It was quite a surprise to me to see this elder statesman of the alternative scene in such a small room at such an early hour. But maybe today's audiences don't know their history so well, because while the comedy literate will be well aware of the huge influence he has had on British comedy, he has never been much of a one for pushing himself into the public eye, content to make his home in Radio 4 satire rather than BBC2 panel shows.
Revell begins by explaining the title, saying that the theme of the show is things that keep him awake at night. But like so many Fringe shows, it's a theme he almost entirely forgets about from the moment the words leave his lips. Apart from the occasional mention along the way, what the theme really is, is simply things that bug him. And we're not talking things like loud music or not getting a seat on the bus, Revell's concerns are of a serious bent, world politics, global warming and why the world seems to care more about the cult of celebrity than genocide in Darfur.
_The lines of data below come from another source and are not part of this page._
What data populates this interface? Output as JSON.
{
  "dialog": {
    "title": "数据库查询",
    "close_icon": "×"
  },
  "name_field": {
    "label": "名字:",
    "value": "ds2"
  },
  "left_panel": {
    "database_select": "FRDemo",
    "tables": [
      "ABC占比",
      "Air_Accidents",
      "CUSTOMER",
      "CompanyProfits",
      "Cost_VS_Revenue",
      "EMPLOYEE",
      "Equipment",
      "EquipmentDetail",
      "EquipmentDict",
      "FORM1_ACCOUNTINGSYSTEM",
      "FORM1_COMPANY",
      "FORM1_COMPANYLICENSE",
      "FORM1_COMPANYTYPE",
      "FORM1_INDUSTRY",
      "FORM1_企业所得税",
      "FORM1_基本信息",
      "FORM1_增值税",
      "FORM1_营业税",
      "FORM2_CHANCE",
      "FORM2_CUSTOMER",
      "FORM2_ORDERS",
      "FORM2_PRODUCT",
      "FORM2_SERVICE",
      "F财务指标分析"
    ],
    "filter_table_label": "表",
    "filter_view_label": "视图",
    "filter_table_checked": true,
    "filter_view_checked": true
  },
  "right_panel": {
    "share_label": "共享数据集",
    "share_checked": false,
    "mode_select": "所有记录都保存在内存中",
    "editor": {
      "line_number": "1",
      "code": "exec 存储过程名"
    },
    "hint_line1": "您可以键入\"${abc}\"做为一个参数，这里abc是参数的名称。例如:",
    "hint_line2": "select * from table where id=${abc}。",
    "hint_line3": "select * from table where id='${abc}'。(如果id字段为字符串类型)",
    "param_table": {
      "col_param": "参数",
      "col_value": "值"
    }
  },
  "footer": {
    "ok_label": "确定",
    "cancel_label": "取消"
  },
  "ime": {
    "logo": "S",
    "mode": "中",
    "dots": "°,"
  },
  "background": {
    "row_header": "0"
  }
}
These are tricky subjects to tackle, but Revell does so with eloquence and intelligence, and while very little of his set is bust-a-gut funny, nonetheless he never loses your attention. And that attention is adequately rewarded by the few occasions when he does let loose with a killer punchline.
So perhaps the early evening slot is a blessing after all. This is comedy that should not be viewed through the bleary eyes of excessive alcohol consumption, even thought that too is a topic covered along the way. This is smart and clever and you'll want your wits about you to appreciate it properly. So perhaps not a show to go to if you just want a bunch of giggles with your mates. But for the more discerning viewer, a thoroughly enjoyable experience nonetheless.